-- SUPPLIED RECORDS follows --
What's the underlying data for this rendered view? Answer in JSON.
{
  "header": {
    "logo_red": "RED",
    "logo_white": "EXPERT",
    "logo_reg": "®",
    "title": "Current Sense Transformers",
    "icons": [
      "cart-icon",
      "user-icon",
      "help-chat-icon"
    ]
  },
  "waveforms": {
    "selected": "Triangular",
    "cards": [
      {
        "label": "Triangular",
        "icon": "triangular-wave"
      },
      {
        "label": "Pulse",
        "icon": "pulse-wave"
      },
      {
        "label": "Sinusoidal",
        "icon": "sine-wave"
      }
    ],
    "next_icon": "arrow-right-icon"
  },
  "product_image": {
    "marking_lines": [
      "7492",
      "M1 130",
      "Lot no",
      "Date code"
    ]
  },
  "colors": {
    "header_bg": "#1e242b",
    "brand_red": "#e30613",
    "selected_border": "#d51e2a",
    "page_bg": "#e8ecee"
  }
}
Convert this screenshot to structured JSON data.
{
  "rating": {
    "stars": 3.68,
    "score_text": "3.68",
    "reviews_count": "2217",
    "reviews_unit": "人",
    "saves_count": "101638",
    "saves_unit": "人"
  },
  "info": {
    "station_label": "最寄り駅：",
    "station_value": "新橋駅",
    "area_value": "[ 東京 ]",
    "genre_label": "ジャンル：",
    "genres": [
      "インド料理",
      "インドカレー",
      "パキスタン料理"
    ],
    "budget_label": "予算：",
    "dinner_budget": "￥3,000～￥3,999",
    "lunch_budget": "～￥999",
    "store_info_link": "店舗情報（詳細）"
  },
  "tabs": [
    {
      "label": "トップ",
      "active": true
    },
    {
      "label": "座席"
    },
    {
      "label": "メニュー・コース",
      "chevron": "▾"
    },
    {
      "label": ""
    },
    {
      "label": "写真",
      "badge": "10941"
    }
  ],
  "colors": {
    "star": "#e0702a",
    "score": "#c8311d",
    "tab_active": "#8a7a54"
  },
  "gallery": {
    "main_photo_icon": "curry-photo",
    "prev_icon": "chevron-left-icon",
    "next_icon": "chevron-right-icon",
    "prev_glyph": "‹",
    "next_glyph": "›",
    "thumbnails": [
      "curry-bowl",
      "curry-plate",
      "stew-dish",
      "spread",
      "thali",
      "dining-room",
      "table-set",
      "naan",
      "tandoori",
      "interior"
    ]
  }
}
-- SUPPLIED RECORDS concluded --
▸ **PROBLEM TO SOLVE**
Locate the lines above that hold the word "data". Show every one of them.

▸ **RESULT OF THE EXERCISE**
What's the underlying data for this rendered view? Answer in JSON.
Convert this screenshot to structured JSON data.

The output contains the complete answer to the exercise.